Since the first St. Patrick’s Day parade in 1858, the City of Atlanta has supported the Hibernian Benevolent Society St. Patrick’s Day Parade in memory of the heroic efforts of Father Thomas O’Reilly and of the Hibernian Rifles. Oakland Cemetery contains a plot dedicated to the Hibernian Rifles in gratitude for their service to the city. HBSA members can still be buried there today.
The Atlanta Constitution, in 1893, told of an eventful St. Patrick’s Day parade with a full-page account of the festivities. The article read as follows: “Three hundred Irishmen from the Hibernian Benevolent Society along with the Ancient Order of Hibernians, and the Catholic Knights of Atlanta, marching to the music of the Fourth Artillery band filed into the Catholic Church for Mass, at which Father Clifford preached on the life and work of St. Patrick. Upon the conclusion of Mass, the societies paraded to the Opera House on Marietta Street to celebrate.”
Over the years the parade has grown. It is now produced by Atlanta St. Patrick’s Parade, Inc. (“The Parade Committee”) which is made up of representatives of the various Irish groups that are an integral part of Atlanta’s Irish community. A member of the Hibernian Benevolent Society traditionally serves as President and Chairman. Today members of the Ancient Order of Hibernians (AOH), Clan Na NGael, Fire Emerald Society of Metro Atlanta (FESMA), the Irish Information Center and the Metro Atlanta Police Emerald Society (MAPES) are all active members and participants.
In 1999 Monsignor E.J. Dillon approached the current HBSA President and Parade Chairman Matt Naughton and suggested that a larger parade with more participation might be had if a “coalition” of Irish groups could be formed to plan and implement the parade.
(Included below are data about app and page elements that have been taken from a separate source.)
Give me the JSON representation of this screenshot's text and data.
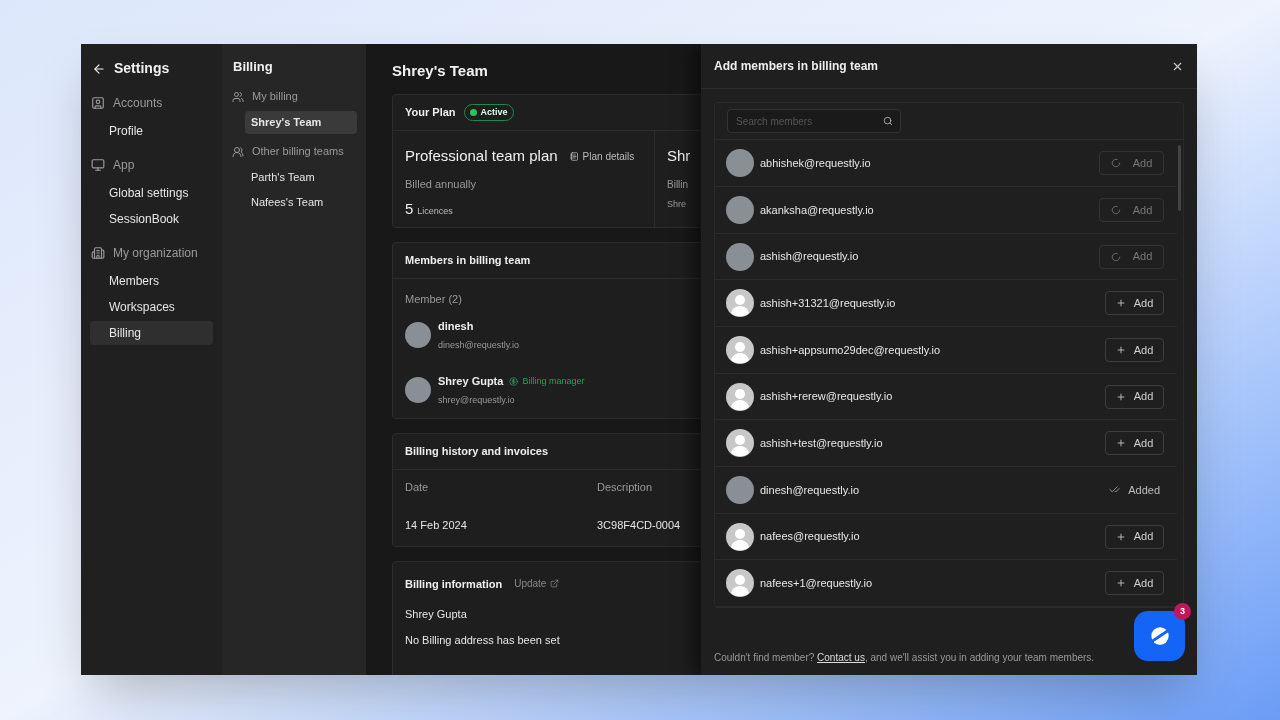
{
  "sidebar": {
    "title": "Settings",
    "sections": [
      {
        "kind": "account",
        "label": "Accounts",
        "items": [
          {
            "label": "Profile",
            "selected": false
          }
        ]
      },
      {
        "kind": "app",
        "label": "App",
        "items": [
          {
            "label": "Global settings",
            "selected": false
          },
          {
            "label": "SessionBook",
            "selected": false
          }
        ]
      },
      {
        "kind": "organization",
        "label": "My organization",
        "items": [
          {
            "label": "Members",
            "selected": false
          },
          {
            "label": "Workspaces",
            "selected": false
          },
          {
            "label": "Billing",
            "selected": true
          }
        ]
      }
    ]
  },
  "subnav": {
    "title": "Billing",
    "groups": [
      {
        "kind": "mine",
        "label": "My billing",
        "items": [
          {
            "label": "Shrey's Team",
            "selected": true
          }
        ]
      },
      {
        "kind": "others",
        "label": "Other billing teams",
        "items": [
          {
            "label": "Parth's Team",
            "selected": false
          },
          {
            "label": "Nafees's Team",
            "selected": false
          }
        ]
      }
    ]
  },
  "main": {
    "title": "Shrey's Team",
    "plan": {
      "heading": "Your Plan",
      "status": "Active",
      "name": "Professional team plan",
      "details_link": "Plan details",
      "billing_cycle": "Billed annually",
      "licence_count": "5",
      "licence_label": "Licences",
      "column_2": [
        "Shr",
        "Billin",
        "Shre"
      ]
    },
    "members": {
      "heading": "Members in billing team",
      "count_label": "Member (2)",
      "items": [
        {
          "name": "dinesh",
          "email": "dinesh@requestly.io"
        },
        {
          "name": "Shrey Gupta",
          "role": "Billing manager",
          "email": "shrey@requestly.io"
        }
      ]
    },
    "history": {
      "heading": "Billing history and invoices",
      "columns": [
        "Date",
        "Description"
      ],
      "rows": [
        [
          "14 Feb 2024",
          "3C98F4CD-0004"
        ]
      ]
    },
    "billing_info": {
      "heading": "Billing information",
      "update_link": "Update",
      "lines": [
        "Shrey Gupta",
        "No Billing address has been set"
      ]
    }
  },
  "drawer": {
    "title": "Add members in billing team",
    "search": {
      "placeholder": "Search members"
    },
    "members": [
      {
        "email": "abhishek@requestly.io",
        "has_photo": true,
        "kind": "loading",
        "action": "Add"
      },
      {
        "email": "akanksha@requestly.io",
        "has_photo": true,
        "kind": "loading",
        "action": "Add"
      },
      {
        "email": "ashish@requestly.io",
        "has_photo": true,
        "kind": "loading",
        "action": "Add"
      },
      {
        "email": "ashish+31321@requestly.io",
        "has_photo": false,
        "kind": "add",
        "action": "Add"
      },
      {
        "email": "ashish+appsumo29dec@requestly.io",
        "has_photo": false,
        "kind": "add",
        "action": "Add"
      },
      {
        "email": "ashish+rerew@requestly.io",
        "has_photo": false,
        "kind": "add",
        "action": "Add"
      },
      {
        "email": "ashish+test@requestly.io",
        "has_photo": false,
        "kind": "add",
        "action": "Add"
      },
      {
        "email": "dinesh@requestly.io",
        "has_photo": true,
        "kind": "added",
        "action": "Added"
      },
      {
        "email": "nafees@requestly.io",
        "has_photo": false,
        "kind": "add",
        "action": "Add"
      },
      {
        "email": "nafees+1@requestly.io",
        "has_photo": false,
        "kind": "add",
        "action": "Add"
      }
    ],
    "footer": {
      "before": "Couldn't find member? ",
      "link": "Contact us",
      "after": ", and we'll assist you in adding your team members."
    }
  },
  "chat": {
    "badge": "3"
  }
}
This was the beginning of the “Parade Committee”.
In 2000 the first joint parade was held in Buckhead. Mary Harney, Tánaiste (Irish Deputy Prime Minister) and Minister for Enterprise, Trade and Employment was the Grand Marshall. It was quite a successful parade.
The year 2001 found “The Committee” redefining itself and expanding. The 2001 Parade was the largest and longest parade in recent history. There were 150 units, approximately 20 floats, five pipe bands, seven marching bands, five dance schools and units from as far away as South Florida and New York. All of the constituent groups contributed significantly. Actor/Author Malachi McCourt and Irish Tenor John McDermott jointly served as Grand Marshalls. Special guests from Ireland included Éamon Ó Cuiv, Minister of State at the Department of Agriculture and Food and Rural Development and Adrian McDaid, Deputy Consul General of Ireland. Crowds were estimated at 25,000.
In 2001 Atlanta St. Patrick’s Parade Inc. was incorporated. Among the goals of the group are the education of the general public about the significant contribution made by the Irish to Atlanta, the South and the United States. Floats were donated to a number of non-profit organizations, including the Lions Club, the Ulster Project and others. The parade was expanded to include groups such as “Atlanta Young Singers of Callanwolde” and numerous other groups not traditionally Irish. Attention has been focused on immigrant people in general, in addition to the Irish. We are working with the Atlanta History Center to try to develop an educational exhibit detailing the place of the immigrant Irish in Atlanta’s growth and development.
2002 saw a greatly expanded parade with over 200 units and the largest crowds ever. Grand Marshals from New York represented the NY Police Department, NY Fire Department and NYNJ Port Authority. These honored guests received a welcome they will never forget. As one Police Chief put it, “Now we know what you mean by Southern Hospitality!” Atlanta St. Patrick’s Parade is now the largest parade in Atlanta.
The year 2004 will see the beginning of a scholarship program which will award a cash scholarship to the winners of an essay contest. This program is still being implemented. Contributions to participating high school band booster clubs and bagpipe bands is expanding.
Participation in the parade is not just an “Irish thing”. All groups are encouraged to participate as long as their unit is appropriate for a “family” event. The emphasis is on children, schools and immigrants.